(Data entries)
---------------

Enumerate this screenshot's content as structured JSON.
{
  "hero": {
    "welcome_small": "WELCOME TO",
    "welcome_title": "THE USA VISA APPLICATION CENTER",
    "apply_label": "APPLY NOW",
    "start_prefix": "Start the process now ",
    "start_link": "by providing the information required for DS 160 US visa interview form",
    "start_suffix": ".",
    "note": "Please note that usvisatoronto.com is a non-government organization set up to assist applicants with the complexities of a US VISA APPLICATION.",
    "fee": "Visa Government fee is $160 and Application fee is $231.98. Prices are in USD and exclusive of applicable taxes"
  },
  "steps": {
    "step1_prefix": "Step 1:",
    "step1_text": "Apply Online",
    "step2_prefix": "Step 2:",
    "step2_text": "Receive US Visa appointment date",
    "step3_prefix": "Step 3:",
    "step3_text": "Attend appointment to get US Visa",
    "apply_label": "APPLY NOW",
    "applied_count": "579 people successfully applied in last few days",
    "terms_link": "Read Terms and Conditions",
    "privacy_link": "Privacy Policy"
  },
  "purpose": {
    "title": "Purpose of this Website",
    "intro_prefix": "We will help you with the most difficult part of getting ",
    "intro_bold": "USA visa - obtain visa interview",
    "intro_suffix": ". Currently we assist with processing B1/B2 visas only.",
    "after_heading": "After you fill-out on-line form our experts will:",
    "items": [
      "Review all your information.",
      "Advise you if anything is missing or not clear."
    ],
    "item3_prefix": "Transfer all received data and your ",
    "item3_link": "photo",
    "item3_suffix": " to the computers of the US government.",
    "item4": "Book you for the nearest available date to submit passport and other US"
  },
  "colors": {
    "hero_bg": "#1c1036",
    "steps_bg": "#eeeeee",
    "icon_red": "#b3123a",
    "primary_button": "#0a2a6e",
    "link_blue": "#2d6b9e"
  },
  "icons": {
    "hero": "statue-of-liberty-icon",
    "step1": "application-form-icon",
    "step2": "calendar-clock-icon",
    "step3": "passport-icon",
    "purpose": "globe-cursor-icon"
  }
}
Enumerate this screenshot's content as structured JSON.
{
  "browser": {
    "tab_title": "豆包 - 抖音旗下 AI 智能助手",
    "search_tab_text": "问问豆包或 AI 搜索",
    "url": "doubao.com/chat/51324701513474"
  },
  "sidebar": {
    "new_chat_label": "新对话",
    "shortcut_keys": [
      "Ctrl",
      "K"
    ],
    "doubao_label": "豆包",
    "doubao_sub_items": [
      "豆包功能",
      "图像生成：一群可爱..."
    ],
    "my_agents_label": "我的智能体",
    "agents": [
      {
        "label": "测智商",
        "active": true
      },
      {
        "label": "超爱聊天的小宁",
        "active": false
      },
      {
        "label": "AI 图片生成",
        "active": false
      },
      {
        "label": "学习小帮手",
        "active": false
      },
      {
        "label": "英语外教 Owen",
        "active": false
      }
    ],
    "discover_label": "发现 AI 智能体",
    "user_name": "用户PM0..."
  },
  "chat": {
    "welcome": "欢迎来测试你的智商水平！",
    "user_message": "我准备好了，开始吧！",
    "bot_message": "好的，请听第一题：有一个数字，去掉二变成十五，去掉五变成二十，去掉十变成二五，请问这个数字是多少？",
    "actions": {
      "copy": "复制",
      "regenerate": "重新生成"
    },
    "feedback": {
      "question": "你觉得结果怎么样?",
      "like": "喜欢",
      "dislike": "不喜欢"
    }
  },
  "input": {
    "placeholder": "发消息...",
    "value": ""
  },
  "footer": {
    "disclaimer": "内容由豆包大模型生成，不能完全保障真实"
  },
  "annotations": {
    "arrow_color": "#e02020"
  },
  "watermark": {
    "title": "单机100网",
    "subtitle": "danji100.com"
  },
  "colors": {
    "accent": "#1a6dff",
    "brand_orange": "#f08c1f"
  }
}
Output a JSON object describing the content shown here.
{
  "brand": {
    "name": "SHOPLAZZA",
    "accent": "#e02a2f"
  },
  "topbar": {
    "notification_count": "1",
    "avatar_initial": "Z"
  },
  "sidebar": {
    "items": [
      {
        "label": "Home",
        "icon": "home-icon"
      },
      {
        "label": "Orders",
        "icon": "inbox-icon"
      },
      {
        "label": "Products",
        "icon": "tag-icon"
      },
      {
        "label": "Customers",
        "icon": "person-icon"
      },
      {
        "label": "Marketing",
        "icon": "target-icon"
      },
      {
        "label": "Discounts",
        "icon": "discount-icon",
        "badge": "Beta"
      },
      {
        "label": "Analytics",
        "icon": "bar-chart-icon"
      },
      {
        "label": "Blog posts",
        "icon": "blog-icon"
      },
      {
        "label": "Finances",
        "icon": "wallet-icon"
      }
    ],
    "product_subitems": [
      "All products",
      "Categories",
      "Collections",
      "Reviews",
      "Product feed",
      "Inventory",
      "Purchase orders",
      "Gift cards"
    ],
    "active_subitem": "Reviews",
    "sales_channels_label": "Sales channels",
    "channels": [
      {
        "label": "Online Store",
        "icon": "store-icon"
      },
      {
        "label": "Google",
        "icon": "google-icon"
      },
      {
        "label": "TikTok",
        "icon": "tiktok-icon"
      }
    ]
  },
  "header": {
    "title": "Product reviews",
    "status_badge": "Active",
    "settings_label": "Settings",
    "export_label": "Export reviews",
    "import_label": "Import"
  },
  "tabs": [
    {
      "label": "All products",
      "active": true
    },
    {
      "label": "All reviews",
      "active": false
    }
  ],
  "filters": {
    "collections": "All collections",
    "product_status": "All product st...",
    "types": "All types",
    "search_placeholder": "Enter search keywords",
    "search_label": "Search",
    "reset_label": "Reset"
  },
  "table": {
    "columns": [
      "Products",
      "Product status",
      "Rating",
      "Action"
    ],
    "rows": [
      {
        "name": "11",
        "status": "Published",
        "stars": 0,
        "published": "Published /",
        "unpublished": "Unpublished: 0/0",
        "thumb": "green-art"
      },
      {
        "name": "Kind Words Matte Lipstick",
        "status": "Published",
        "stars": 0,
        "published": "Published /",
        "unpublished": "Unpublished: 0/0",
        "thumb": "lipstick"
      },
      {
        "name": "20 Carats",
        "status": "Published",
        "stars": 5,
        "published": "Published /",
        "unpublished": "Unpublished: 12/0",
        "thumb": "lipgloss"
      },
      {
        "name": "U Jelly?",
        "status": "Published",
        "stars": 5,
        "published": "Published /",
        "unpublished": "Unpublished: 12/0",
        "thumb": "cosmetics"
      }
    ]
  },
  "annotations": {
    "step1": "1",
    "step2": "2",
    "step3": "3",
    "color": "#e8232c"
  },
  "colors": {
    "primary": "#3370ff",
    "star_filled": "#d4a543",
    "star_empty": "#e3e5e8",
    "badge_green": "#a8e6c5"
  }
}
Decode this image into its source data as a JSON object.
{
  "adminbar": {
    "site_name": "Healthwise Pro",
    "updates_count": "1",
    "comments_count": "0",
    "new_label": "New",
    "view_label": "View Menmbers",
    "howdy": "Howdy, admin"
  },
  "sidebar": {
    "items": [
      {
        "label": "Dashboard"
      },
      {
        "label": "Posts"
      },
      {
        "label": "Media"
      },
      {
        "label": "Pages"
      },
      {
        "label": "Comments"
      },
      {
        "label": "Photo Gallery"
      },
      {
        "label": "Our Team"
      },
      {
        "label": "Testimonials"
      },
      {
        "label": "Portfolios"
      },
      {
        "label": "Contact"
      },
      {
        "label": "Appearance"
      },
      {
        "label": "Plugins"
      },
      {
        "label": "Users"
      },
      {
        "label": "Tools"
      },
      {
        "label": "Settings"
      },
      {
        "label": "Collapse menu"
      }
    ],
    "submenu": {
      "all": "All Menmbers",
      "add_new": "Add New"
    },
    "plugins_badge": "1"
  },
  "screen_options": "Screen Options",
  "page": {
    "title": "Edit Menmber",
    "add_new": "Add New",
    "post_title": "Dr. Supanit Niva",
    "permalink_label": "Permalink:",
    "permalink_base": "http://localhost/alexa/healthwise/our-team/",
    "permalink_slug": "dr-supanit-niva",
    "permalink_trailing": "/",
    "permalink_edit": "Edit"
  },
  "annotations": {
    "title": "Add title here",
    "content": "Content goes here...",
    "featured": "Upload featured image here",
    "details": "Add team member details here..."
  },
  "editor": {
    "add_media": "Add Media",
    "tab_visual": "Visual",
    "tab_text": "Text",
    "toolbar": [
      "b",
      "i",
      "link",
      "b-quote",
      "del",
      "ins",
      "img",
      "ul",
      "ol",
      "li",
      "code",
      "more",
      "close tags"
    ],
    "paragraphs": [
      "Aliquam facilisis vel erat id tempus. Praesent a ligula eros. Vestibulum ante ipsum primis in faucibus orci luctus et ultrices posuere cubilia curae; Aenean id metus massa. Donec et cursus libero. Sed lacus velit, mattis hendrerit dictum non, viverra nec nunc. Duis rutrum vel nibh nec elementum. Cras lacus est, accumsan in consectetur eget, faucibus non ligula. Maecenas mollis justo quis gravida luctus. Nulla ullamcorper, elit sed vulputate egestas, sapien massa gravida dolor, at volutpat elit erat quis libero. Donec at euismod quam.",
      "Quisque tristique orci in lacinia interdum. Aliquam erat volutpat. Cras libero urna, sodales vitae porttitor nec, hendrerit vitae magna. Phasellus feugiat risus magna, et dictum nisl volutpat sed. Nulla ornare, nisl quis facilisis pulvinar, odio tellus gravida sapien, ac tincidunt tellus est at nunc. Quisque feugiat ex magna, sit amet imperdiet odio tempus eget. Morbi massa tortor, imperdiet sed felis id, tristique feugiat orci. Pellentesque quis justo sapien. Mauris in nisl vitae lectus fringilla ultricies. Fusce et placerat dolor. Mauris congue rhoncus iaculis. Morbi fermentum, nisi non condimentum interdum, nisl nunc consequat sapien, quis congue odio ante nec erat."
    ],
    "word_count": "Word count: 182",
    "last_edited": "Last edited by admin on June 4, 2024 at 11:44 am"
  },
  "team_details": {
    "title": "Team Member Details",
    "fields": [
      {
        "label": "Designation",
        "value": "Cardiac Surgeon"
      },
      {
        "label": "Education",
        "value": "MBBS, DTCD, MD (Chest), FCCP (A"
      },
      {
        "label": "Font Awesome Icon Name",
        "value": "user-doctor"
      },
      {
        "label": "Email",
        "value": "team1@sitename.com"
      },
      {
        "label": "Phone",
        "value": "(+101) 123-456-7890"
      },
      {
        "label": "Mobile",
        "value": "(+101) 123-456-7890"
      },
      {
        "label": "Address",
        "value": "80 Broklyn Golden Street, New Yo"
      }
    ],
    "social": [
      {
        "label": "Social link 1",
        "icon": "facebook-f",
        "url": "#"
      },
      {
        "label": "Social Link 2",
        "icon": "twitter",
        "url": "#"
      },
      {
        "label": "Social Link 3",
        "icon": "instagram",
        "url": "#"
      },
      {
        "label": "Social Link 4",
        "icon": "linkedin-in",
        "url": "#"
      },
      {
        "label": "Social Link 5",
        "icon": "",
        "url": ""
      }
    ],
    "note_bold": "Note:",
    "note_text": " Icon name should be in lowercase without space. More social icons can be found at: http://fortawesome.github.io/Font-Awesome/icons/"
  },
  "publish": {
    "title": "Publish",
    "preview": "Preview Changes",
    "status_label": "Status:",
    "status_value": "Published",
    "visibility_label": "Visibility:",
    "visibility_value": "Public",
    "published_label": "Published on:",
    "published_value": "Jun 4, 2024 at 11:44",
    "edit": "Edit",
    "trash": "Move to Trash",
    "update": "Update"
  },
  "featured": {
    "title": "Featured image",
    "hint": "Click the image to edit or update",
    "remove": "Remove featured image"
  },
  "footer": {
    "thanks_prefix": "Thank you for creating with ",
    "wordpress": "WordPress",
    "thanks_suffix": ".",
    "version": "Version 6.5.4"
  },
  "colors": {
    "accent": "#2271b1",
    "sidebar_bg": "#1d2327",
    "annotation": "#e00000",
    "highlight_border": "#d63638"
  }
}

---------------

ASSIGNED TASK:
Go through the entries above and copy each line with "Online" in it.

RESULT OF THE EXERCISE:
    "step1_text": "Apply Online",
        "label": "Online Store",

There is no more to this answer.